▶ _Task details_
Every line of the data below should be retyped exactly.

Records from a data source

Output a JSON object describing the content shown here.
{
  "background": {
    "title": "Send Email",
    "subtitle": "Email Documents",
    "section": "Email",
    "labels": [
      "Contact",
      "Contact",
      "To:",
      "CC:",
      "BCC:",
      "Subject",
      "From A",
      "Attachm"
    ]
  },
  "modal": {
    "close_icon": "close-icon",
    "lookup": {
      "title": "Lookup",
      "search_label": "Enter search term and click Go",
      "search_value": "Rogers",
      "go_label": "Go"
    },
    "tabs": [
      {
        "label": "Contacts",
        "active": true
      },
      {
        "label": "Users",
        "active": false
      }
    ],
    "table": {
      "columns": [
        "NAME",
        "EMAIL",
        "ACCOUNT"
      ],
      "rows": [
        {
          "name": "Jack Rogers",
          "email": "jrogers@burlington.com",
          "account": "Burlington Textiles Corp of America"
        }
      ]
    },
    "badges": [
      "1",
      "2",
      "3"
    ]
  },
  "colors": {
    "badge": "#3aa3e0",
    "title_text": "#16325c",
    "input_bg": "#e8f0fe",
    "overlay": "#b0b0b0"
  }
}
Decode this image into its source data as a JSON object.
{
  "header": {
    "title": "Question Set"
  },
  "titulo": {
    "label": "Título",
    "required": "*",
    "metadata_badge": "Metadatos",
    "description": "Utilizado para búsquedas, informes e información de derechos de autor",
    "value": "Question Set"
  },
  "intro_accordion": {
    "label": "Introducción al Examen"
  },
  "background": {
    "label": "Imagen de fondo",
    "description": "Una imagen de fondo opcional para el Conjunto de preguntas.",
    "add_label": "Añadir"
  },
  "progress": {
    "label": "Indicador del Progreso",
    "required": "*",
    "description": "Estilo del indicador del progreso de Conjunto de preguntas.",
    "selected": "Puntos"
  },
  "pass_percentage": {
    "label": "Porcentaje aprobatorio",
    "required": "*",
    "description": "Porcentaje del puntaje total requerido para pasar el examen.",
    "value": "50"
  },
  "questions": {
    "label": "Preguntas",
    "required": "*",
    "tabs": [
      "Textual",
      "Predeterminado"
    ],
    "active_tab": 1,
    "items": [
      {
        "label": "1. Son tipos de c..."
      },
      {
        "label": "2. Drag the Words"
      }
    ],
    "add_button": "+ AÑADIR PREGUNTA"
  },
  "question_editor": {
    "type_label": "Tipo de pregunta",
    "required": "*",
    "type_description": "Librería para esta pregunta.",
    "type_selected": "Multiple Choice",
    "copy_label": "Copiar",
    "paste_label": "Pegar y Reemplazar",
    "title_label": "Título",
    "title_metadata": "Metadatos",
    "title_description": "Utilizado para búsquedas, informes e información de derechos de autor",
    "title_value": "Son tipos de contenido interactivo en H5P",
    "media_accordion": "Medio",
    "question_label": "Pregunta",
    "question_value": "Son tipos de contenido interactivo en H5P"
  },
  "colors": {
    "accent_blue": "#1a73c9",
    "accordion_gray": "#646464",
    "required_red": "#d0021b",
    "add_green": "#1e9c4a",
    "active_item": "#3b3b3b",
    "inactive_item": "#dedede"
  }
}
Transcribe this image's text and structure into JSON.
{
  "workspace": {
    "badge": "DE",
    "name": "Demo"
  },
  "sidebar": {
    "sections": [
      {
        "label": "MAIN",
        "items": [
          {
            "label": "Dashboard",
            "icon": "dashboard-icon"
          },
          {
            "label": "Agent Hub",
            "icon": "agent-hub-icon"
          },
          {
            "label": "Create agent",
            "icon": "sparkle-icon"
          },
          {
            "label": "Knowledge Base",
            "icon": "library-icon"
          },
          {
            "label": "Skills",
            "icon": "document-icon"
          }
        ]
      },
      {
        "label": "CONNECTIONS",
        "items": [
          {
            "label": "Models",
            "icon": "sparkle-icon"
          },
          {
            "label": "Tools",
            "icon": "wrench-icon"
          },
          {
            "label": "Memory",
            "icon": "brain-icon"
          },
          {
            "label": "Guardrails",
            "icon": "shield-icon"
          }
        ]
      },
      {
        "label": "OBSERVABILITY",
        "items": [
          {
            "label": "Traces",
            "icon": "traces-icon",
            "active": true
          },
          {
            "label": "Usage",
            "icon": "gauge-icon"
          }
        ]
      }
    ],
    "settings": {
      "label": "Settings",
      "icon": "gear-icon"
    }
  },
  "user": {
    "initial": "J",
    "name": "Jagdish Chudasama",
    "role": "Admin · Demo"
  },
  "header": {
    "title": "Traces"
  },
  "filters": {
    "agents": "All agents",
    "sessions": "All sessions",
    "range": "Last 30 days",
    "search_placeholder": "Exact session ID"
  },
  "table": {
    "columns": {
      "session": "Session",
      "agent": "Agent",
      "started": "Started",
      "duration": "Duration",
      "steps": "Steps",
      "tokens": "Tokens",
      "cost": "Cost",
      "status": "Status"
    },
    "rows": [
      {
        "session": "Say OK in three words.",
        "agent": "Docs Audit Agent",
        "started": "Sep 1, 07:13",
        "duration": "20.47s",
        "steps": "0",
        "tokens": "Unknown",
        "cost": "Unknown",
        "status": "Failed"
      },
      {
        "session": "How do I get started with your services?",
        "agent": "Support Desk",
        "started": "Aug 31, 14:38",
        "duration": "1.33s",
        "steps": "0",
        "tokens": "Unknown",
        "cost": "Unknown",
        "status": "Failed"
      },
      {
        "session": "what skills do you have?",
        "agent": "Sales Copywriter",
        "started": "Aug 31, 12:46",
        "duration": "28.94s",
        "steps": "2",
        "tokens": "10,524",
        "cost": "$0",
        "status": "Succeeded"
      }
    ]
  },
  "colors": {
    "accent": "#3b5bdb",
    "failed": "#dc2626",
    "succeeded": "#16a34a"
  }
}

▶ _Task result_
Output a JSON object describing the content shown here.
{
  "background": {
    "title": "Send Email",
    "subtitle": "Email Documents",
    "section": "Email",
    "labels": [
      "Contact",
      "Contact",
      "To:",
      "CC:",
      "BCC:",
      "Subject",
      "From A",
      "Attachm"
    ]
  },
  "modal": {
    "close_icon": "close-icon",
    "lookup": {
      "title": "Lookup",
      "search_label": "Enter search term and click Go",
      "search_value": "Rogers",
      "go_label": "Go"
    },
    "tabs": [
      {
        "label": "Contacts",
        "active": true
      },
      {
        "label": "Users",
        "active": false
      }
    ],
    "table": {
      "columns": [
        "NAME",
        "EMAIL",
        "ACCOUNT"
      ],
      "rows": [
        {
          "name": "Jack Rogers",
          "email": "jrogers@burlington.com",
          "account": "Burlington Textiles Corp of America"
        }
      ]
    },
    "badges": [
      "1",
      "2",
      "3"
    ]
  },
  "colors": {
    "badge": "#3aa3e0",
    "title_text": "#16325c",
    "input_bg": "#e8f0fe",
    "overlay": "#b0b0b0"
  }
}
Decode this image into its source data as a JSON object.
{
  "header": {
    "title": "Question Set"
  },
  "titulo": {
    "label": "Título",
    "required": "*",
    "metadata_badge": "Metadatos",
    "description": "Utilizado para búsquedas, informes e información de derechos de autor",
    "value": "Question Set"
  },
  "intro_accordion": {
    "label": "Introducción al Examen"
  },
  "background": {
    "label": "Imagen de fondo",
    "description": "Una imagen de fondo opcional para el Conjunto de preguntas.",
    "add_label": "Añadir"
  },
  "progress": {
    "label": "Indicador del Progreso",
    "required": "*",
    "description": "Estilo del indicador del progreso de Conjunto de preguntas.",
    "selected": "Puntos"
  },
  "pass_percentage": {
    "label": "Porcentaje aprobatorio",
    "required": "*",
    "description": "Porcentaje del puntaje total requerido para pasar el examen.",
    "value": "50"
  },
  "questions": {
    "label": "Preguntas",
    "required": "*",
    "tabs": [
      "Textual",
      "Predeterminado"
    ],
    "active_tab": 1,
    "items": [
      {
        "label": "1. Son tipos de c..."
      },
      {
        "label": "2. Drag the Words"
      }
    ],
    "add_button": "+ AÑADIR PREGUNTA"
  },
  "question_editor": {
    "type_label": "Tipo de pregunta",
    "required": "*",
    "type_description": "Librería para esta pregunta.",
    "type_selected": "Multiple Choice",
    "copy_label": "Copiar",
    "paste_label": "Pegar y Reemplazar",
    "title_label": "Título",
    "title_metadata": "Metadatos",
    "title_description": "Utilizado para búsquedas, informes e información de derechos de autor",
    "title_value": "Son tipos de contenido interactivo en H5P",
    "media_accordion": "Medio",
    "question_label": "Pregunta",
    "question_value": "Son tipos de contenido interactivo en H5P"
  },
  "colors": {
    "accent_blue": "#1a73c9",
    "accordion_gray": "#646464",
    "required_red": "#d0021b",
    "add_green": "#1e9c4a",
    "active_item": "#3b3b3b",
    "inactive_item": "#dedede"
  }
}
Transcribe this image's text and structure into JSON.
{
  "workspace": {
    "badge": "DE",
    "name": "Demo"
  },
  "sidebar": {
    "sections": [
      {
        "label": "MAIN",
        "items": [
          {
            "label": "Dashboard",
            "icon": "dashboard-icon"
          },
          {
            "label": "Agent Hub",
            "icon": "agent-hub-icon"
          },
          {
            "label": "Create agent",
            "icon": "sparkle-icon"
          },
          {
            "label": "Knowledge Base",
            "icon": "library-icon"
          },
          {
            "label": "Skills",
            "icon": "document-icon"
          }
        ]
      },
      {
        "label": "CONNECTIONS",
        "items": [
          {
            "label": "Models",
            "icon": "sparkle-icon"
          },
          {
            "label": "Tools",
            "icon": "wrench-icon"
          },
          {
            "label": "Memory",
            "icon": "brain-icon"
          },
          {
            "label": "Guardrails",
            "icon": "shield-icon"
          }
        ]
      },
      {
        "label": "OBSERVABILITY",
        "items": [
          {
            "label": "Traces",
            "icon": "traces-icon",
            "active": true
          },
          {
            "label": "Usage",
            "icon": "gauge-icon"
          }
        ]
      }
    ],
    "settings": {
      "label": "Settings",
      "icon": "gear-icon"
    }
  },
  "user": {
    "initial": "J",
    "name": "Jagdish Chudasama",
    "role": "Admin · Demo"
  },
  "header": {
    "title": "Traces"
  },
  "filters": {
    "agents": "All agents",
    "sessions": "All sessions",
    "range": "Last 30 days",
    "search_placeholder": "Exact session ID"
  },
  "table": {
    "columns": {
      "session": "Session",
      "agent": "Agent",
      "started": "Started",
      "duration": "Duration",
      "steps": "Steps",
      "tokens": "Tokens",
      "cost": "Cost",
      "status": "Status"
    },
    "rows": [
      {
        "session": "Say OK in three words.",
        "agent": "Docs Audit Agent",
        "started": "Sep 1, 07:13",
        "duration": "20.47s",
        "steps": "0",
        "tokens": "Unknown",
        "cost": "Unknown",
        "status": "Failed"
      },
      {
        "session": "How do I get started with your services?",
        "agent": "Support Desk",
        "started": "Aug 31, 14:38",
        "duration": "1.33s",
        "steps": "0",
        "tokens": "Unknown",
        "cost": "Unknown",
        "status": "Failed"
      },
      {
        "session": "what skills do you have?",
        "agent": "Sales Copywriter",
        "started": "Aug 31, 12:46",
        "duration": "28.94s",
        "steps": "2",
        "tokens": "10,524",
        "cost": "$0",
        "status": "Succeeded"
      }
    ]
  },
  "colors": {
    "accent": "#3b5bdb",
    "failed": "#dc2626",
    "succeeded": "#16a34a"
  }
}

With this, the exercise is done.